**Exercise aim:**
Your answer must be every line of the data that holds the string "Seans".

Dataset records
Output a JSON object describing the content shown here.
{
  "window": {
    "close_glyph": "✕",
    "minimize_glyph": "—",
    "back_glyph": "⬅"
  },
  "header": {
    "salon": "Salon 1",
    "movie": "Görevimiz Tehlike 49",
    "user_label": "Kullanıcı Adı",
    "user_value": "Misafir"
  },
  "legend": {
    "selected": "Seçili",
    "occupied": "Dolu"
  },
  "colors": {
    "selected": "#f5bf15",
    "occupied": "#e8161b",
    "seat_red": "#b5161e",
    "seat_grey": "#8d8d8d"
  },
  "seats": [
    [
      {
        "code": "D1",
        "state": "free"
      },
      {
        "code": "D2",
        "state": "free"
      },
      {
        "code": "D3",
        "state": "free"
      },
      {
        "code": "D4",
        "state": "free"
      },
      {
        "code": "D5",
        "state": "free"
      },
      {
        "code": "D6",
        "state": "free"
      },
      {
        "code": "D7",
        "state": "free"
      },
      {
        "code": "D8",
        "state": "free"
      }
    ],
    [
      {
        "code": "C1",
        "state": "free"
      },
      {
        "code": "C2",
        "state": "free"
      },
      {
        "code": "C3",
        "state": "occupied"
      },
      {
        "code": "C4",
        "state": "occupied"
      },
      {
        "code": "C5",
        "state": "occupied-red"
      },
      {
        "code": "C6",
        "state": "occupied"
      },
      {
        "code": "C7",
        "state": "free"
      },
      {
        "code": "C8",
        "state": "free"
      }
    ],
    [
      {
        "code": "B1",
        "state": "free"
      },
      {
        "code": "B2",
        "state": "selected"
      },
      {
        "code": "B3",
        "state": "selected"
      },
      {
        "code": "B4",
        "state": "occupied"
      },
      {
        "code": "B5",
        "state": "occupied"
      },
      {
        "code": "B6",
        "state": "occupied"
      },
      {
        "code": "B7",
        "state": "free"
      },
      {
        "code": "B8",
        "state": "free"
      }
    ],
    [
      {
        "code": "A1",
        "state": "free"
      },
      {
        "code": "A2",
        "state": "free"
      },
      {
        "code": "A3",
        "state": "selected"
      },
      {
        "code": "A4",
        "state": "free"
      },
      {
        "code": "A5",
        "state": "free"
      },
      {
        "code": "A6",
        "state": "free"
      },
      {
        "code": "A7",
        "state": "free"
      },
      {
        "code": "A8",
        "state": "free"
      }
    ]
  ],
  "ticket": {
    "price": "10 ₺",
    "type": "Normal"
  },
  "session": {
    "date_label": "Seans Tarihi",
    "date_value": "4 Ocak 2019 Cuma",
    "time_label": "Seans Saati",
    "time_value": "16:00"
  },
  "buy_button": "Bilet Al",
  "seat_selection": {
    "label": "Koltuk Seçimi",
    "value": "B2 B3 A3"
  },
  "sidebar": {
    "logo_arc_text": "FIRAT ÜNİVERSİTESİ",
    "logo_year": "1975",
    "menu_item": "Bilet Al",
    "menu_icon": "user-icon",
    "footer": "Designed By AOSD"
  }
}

**Written response:**
    "date_label": "Seans Tarihi",
    "time_label": "Seans Saati",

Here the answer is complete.